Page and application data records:
......
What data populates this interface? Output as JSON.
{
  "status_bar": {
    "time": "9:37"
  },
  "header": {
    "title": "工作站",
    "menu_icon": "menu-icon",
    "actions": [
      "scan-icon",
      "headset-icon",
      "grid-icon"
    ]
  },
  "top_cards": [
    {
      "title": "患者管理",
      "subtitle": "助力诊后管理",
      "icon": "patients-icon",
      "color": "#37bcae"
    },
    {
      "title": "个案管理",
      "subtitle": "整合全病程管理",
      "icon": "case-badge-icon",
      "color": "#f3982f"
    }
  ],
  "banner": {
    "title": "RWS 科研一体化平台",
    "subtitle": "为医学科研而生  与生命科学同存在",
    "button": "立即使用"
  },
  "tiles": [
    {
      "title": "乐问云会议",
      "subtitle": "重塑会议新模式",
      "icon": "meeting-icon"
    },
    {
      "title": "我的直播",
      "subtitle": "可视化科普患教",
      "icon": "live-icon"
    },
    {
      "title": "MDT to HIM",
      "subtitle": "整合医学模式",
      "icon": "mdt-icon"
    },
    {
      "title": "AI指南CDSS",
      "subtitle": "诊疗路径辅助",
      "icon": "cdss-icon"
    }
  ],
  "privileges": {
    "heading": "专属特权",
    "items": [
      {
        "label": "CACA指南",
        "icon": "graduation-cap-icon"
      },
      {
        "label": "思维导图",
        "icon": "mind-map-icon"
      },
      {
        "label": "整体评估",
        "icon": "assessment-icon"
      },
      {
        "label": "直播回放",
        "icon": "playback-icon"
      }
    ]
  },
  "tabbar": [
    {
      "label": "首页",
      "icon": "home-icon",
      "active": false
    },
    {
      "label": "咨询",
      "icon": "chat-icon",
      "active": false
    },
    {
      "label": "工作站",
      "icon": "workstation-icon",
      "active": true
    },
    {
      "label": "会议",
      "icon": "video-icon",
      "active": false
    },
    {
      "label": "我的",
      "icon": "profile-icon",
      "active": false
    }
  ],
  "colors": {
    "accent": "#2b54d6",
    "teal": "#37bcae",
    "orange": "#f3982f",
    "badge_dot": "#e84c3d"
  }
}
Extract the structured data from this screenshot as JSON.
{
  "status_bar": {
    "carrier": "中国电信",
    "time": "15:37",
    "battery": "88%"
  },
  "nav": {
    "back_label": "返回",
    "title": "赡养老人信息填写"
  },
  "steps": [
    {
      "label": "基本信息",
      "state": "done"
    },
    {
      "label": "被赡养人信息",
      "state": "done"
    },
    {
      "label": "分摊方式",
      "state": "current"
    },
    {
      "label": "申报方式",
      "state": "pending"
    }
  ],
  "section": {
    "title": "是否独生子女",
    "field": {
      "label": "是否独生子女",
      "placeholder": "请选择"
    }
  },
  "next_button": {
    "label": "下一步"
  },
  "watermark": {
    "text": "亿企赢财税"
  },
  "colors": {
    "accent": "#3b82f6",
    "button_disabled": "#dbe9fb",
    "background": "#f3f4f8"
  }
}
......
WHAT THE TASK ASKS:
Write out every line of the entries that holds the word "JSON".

REPLY:
What data populates this interface? Output as JSON.
Extract the structured data from this screenshot as JSON.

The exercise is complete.